Lights, Camera, Action…and Marker, Slate, Sound…

Posted on November 30, 2006

Ask someone to picture how a movie set works and images of a Cecil B. DeMille type director with a paperboy hat and sweater vest shouting “lights…camera…action” through a megaphone will probably generate. Close, but not quite. A Google/Wikipedia search didn’t offer any explanation into why “lights, camera, action” has become the classic film set catch phrase, especially since it doesn’t quite make sense.

The most confusing is ‘lights.’ If someone shouts the first part, it sounds like they’re saying “turn the lights on.” But the lights have been on. That’s what you’ve been doing for the past two hours, setting them up. So why now are you yelling for them to turn on?

‘Camera’ is getting there, but it’s not very specific. Yes, we have a camera, would you like us to roll it? But ‘action’ is spot on. I guess one out of three isn’t bad.

However, the most misleading fact of the phrase is that it makes it sound like the director says all this. They don’t, save ‘action’. Most is said by the 1st Assistant Director (1AD).

Below is an on-set cadence that was distributed to us before F3s. Slightly more than three words.

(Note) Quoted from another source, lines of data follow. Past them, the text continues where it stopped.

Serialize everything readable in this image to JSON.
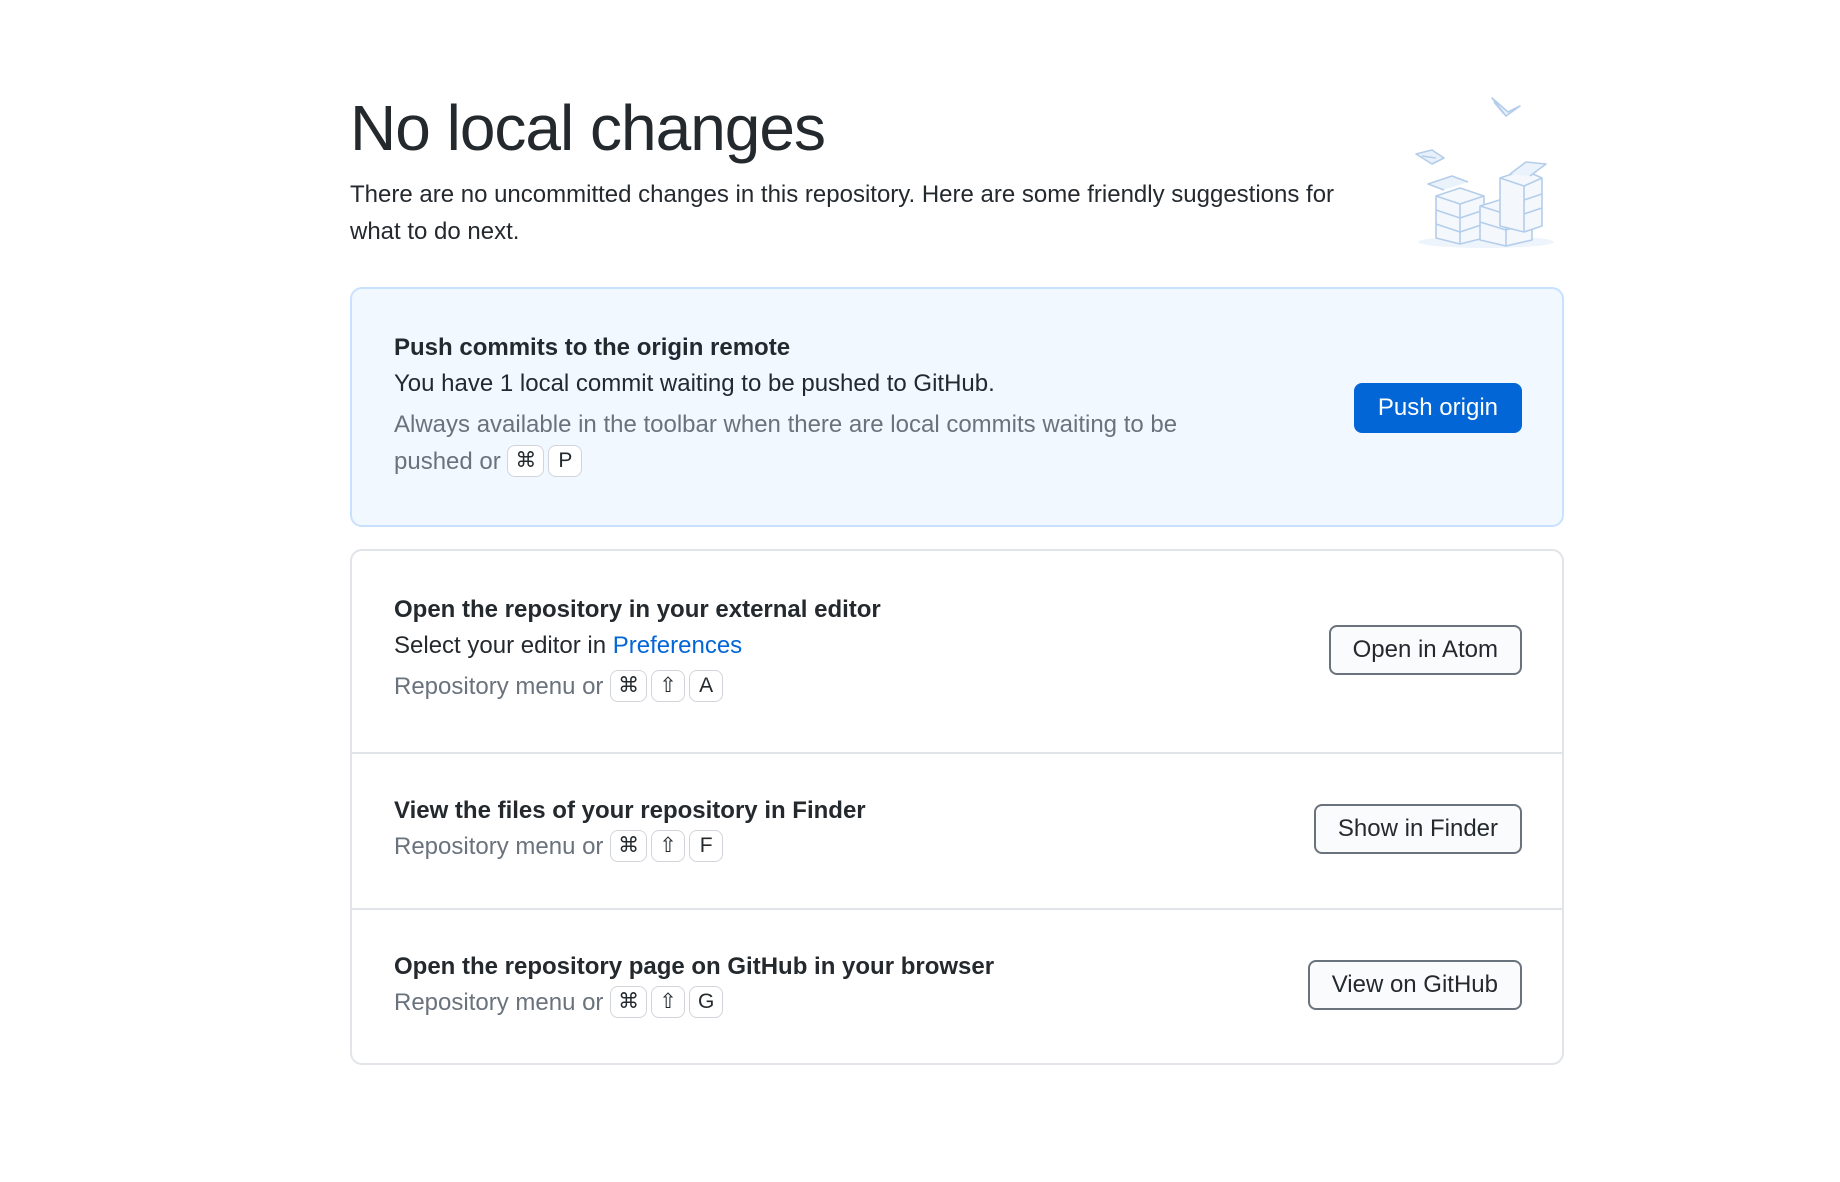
{
  "header": {
    "title": "No local changes",
    "subtitle": "There are no uncommitted changes in this repository. Here are some friendly suggestions for what to do next."
  },
  "push": {
    "title": "Push commits to the origin remote",
    "description": "You have 1 local commit waiting to be pushed to GitHub.",
    "hint": "Always available in the toolbar when there are local commits waiting to be pushed or",
    "keys": [
      "⌘",
      "P"
    ],
    "button": "Push origin"
  },
  "editor": {
    "title": "Open the repository in your external editor",
    "description_prefix": "Select your editor in ",
    "description_link": "Preferences",
    "hint": "Repository menu or",
    "keys": [
      "⌘",
      "⇧",
      "A"
    ],
    "button": "Open in Atom"
  },
  "finder": {
    "title": "View the files of your repository in Finder",
    "hint": "Repository menu or",
    "keys": [
      "⌘",
      "⇧",
      "F"
    ],
    "button": "Show in Finder"
  },
  "github": {
    "title": "Open the repository page on GitHub in your browser",
    "hint": "Repository menu or",
    "keys": [
      "⌘",
      "⇧",
      "G"
    ],
    "button": "View on GitHub"
  },
  "colors": {
    "accent": "#0366d6",
    "featured_background": "#f1f8ff",
    "border": "#e1e4e8",
    "muted_text": "#6a737d"
  },
  "icons": {
    "illustration": "boxes-illustration"
  }
}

1 AD:
Picture is up!
Everyone settle, please.
This is picture.
Camera ready?

DP ((Director of Photography – On F3s they are also the camera operator)):

1 AD:
Sound Ready?


1 AD:
(Director’s Name) Ready?
Boom in, Slate in.
Roll sound.


2 AC ((2nd Assistant Camera – Slates scenes, fills out camera reports, and loads and downloads film from the camera)):
Voice slate Scene and Take number

1 AD:
Roll Camera.


2 AC:
Marker (then hit the sticks ((aka clapper)))


Related Posts

Some Things I Saw at NAB

I was fortunate enough to be covering new gear at NAB for Filmmaker Magazine. It was my first time there and overall a great experience.  There was a lot of cool updates and little gear solutions like clever light stands or inflatable softboxes, but no one item that...


  1. I like this–

    Being a PA on set for the first time ever, these words gain a sort of magical feel, you’re kind of holding your breath waiting for it to begin.

    • So true. Which set were you on?

  2. The phrase .. ‘lights, camera, action,’ was first uttered in New York in 1910 by D.W. Griffith. After a bad day with actors not being on mark, filming a scene on top of another with used film, and a light burning out. D.W. Griffith – whose techniques are still WIDELY used in Hollywood – started using the catchphrase. VERY particular on lighting … lights must be set up on a subject in film. Especially in those days when the cameras werent as advanced and need as much light as possible.

    the “LIGHTS” … was to be sure lighting spots and grips were in their places …
    the “CAMERA” … was for director of photography to get ready to smack record on the camera…
    and “ACTION” … at the sound of this word recording begins and actors start acting their lines.

    So it’s actually kinda a ..mark, GET SET, GO!…type of thing. Had D.W. made that phrase after ‘talking or talkie’ motion pictures in 1928 – it probably would have been lights, camera, SOUND, action. lol.

    **An interesting note .. alot of directors nowadays add the word, ‘background,’ to the phrase lights, camera, action, BACKGROUND! This signals the extras, cars, boarders, etc … to start moving.

Get the latest news, tips and insight in the world of video and marketing

Get Video Signals sent straight to your inbox - our weekly email for entrepreneurs, marketers, and creators focused on using video to grow their brand.